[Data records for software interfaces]
-=-=-=-=-
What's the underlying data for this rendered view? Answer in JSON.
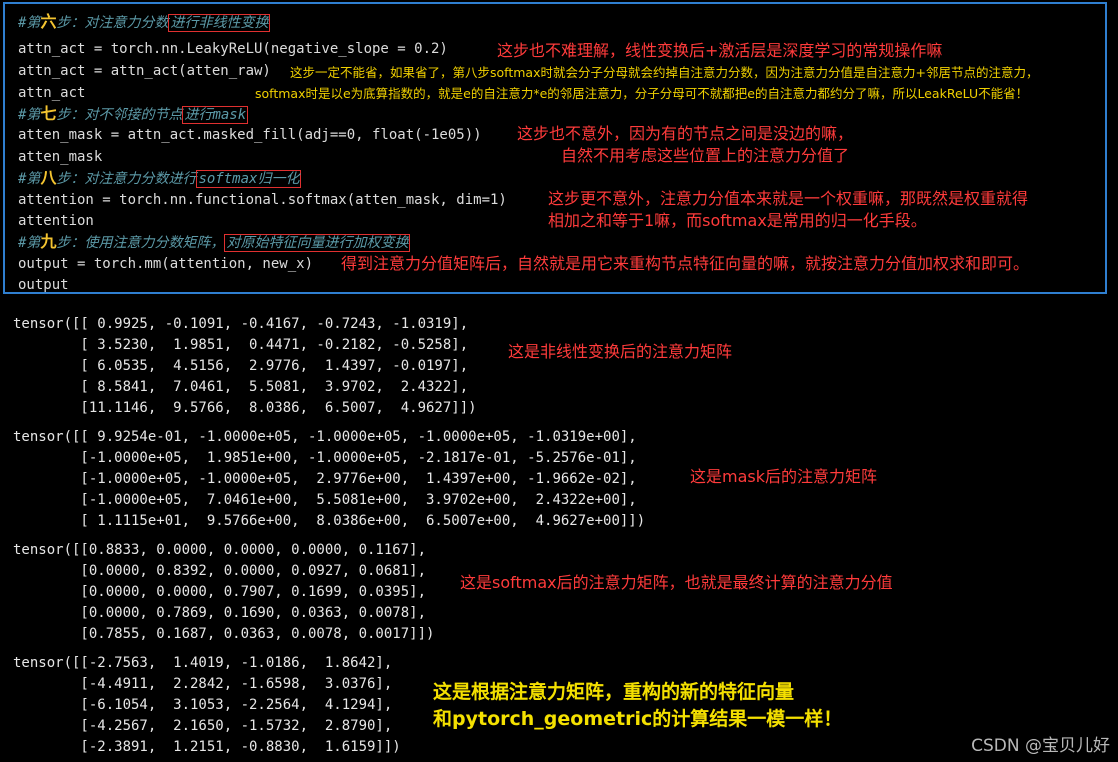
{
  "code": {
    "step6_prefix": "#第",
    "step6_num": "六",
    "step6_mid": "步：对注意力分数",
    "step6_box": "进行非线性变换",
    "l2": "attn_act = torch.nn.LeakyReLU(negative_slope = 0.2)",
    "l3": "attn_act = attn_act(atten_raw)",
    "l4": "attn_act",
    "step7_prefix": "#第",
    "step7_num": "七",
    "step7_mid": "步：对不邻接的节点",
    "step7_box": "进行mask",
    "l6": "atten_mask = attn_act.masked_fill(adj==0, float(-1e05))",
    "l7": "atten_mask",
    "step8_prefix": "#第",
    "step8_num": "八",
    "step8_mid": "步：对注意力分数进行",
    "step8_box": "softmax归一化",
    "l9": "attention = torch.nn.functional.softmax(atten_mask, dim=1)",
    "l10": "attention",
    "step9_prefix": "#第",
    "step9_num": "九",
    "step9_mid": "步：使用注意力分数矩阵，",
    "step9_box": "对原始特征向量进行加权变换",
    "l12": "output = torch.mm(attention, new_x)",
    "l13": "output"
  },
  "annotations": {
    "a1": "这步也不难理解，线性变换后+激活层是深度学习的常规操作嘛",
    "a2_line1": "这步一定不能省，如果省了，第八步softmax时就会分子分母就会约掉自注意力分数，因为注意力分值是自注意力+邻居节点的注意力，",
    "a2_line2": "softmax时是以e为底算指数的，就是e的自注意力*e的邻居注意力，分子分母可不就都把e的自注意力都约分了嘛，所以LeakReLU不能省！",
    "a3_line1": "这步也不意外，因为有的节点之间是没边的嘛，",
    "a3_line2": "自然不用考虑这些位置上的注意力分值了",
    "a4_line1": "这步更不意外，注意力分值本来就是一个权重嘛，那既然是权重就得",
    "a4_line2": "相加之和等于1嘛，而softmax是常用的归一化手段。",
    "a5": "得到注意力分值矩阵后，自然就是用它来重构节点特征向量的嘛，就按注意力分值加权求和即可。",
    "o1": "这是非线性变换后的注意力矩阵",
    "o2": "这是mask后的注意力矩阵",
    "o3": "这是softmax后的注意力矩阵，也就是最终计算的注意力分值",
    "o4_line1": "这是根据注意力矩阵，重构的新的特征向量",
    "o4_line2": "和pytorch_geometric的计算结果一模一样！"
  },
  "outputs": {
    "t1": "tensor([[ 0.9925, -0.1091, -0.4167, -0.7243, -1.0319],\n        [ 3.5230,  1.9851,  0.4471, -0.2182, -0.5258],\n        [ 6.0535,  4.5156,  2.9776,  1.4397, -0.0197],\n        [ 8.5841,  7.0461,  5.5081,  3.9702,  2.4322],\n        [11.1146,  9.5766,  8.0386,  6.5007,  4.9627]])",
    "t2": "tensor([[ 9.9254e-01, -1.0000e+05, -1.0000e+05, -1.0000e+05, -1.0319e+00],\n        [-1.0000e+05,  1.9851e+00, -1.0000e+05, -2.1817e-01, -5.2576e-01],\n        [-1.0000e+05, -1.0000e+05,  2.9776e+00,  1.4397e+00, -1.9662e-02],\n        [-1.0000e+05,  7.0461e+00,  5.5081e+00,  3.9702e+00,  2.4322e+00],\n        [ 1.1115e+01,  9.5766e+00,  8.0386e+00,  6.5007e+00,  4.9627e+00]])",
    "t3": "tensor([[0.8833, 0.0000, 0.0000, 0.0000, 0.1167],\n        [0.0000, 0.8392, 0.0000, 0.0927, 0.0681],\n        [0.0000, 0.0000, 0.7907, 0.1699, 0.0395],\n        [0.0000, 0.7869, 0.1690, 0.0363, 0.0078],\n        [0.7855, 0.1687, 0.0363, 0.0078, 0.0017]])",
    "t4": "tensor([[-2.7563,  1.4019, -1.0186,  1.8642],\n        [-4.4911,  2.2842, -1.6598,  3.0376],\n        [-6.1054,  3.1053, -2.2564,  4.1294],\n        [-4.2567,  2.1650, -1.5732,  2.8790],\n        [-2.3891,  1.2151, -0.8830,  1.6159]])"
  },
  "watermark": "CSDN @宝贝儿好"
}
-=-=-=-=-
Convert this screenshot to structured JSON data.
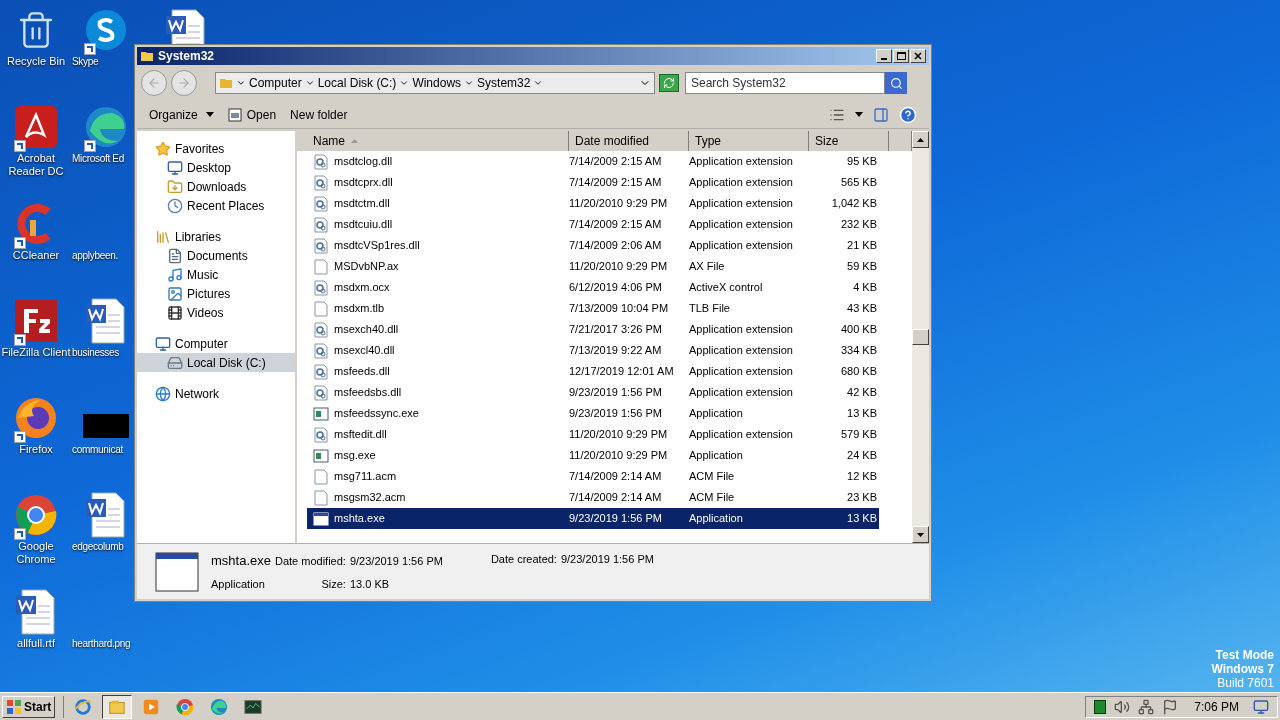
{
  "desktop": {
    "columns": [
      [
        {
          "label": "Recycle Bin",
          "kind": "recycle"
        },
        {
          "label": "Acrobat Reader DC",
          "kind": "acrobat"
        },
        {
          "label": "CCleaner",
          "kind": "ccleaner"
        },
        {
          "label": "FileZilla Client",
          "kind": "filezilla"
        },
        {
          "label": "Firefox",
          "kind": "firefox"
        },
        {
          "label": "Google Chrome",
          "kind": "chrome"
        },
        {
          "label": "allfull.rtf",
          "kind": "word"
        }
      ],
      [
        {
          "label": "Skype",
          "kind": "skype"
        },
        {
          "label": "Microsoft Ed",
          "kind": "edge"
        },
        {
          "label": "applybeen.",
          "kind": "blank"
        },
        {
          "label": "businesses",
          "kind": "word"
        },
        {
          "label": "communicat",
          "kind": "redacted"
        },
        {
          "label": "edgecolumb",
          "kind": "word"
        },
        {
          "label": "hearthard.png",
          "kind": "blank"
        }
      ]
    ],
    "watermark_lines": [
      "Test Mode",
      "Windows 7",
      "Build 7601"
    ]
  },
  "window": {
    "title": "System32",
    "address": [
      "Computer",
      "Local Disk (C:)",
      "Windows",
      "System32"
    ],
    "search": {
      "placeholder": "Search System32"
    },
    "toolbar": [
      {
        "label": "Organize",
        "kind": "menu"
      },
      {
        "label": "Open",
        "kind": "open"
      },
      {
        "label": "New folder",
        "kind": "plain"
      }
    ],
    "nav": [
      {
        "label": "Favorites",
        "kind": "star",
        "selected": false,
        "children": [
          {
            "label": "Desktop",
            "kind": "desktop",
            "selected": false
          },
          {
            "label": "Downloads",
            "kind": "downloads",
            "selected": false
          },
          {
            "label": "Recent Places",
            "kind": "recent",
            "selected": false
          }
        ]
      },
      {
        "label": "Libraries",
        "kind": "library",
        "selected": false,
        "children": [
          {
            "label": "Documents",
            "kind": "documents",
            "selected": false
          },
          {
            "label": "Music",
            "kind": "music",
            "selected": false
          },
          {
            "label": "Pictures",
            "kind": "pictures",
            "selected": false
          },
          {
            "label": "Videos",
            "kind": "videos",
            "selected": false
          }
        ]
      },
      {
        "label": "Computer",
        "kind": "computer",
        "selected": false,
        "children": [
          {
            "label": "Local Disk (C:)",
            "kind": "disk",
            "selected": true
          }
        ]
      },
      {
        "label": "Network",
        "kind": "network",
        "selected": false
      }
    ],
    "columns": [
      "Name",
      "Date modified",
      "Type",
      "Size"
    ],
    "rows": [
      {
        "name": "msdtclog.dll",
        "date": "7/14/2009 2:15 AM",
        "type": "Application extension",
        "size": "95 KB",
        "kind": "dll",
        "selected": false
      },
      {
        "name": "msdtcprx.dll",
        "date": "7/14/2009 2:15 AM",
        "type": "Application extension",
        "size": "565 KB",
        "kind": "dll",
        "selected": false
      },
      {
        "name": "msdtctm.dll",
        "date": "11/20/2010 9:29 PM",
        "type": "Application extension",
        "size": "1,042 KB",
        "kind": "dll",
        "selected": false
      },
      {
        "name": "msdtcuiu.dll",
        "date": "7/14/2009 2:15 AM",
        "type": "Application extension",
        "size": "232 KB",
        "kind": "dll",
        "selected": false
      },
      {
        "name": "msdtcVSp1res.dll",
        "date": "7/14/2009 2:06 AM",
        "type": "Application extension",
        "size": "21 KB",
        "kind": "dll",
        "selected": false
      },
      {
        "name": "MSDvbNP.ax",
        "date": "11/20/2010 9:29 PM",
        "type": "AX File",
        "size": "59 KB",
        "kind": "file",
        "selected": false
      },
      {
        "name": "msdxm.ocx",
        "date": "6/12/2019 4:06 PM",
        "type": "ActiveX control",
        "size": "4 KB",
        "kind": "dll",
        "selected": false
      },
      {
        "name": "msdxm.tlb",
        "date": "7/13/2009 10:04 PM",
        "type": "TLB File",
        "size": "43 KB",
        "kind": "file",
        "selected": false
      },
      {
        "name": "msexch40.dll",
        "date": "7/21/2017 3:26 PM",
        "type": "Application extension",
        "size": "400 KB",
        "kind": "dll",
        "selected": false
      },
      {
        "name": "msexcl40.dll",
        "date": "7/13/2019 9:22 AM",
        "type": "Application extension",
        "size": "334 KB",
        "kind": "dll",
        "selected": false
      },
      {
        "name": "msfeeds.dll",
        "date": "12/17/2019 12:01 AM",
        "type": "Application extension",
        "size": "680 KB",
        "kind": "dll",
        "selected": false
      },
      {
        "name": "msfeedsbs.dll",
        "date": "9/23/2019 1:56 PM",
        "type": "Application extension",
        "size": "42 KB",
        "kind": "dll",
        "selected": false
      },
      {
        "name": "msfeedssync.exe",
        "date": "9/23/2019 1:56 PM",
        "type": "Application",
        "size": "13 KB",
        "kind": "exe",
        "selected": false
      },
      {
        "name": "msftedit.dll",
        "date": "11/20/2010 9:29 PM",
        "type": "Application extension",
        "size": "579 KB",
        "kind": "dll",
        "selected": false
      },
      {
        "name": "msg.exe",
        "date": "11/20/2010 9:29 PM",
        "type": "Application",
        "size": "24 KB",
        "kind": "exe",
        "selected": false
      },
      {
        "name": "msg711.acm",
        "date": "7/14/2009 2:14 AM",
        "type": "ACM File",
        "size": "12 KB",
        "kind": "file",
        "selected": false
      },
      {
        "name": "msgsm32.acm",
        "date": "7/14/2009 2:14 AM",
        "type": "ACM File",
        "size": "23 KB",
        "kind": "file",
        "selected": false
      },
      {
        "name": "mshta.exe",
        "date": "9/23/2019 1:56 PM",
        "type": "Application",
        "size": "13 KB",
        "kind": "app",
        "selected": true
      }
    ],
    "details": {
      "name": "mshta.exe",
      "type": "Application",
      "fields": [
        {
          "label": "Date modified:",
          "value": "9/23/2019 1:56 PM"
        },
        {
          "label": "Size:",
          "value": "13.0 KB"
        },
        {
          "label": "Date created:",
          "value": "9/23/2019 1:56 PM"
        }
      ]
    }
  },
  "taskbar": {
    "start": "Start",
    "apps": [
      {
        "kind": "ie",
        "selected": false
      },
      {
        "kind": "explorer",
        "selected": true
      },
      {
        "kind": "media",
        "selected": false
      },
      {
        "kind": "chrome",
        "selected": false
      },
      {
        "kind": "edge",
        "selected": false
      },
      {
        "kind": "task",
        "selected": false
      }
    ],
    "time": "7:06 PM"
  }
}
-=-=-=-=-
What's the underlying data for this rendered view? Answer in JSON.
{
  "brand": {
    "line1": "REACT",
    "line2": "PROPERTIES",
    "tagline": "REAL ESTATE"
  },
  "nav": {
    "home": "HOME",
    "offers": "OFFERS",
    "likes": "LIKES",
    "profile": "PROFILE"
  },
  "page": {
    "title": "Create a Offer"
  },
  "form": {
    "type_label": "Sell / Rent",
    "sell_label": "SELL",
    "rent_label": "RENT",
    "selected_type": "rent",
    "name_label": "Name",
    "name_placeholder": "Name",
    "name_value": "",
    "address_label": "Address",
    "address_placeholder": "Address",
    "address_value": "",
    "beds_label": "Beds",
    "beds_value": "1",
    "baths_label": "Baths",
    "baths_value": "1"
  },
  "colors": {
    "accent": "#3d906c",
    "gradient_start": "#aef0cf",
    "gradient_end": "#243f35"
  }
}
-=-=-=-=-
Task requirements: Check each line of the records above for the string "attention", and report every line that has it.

Response to this exercise:
    "l9": "attention = torch.nn.functional.softmax(atten_mask, dim=1)",
    "l10": "attention",
    "l12": "output = torch.mm(attention, new_x)",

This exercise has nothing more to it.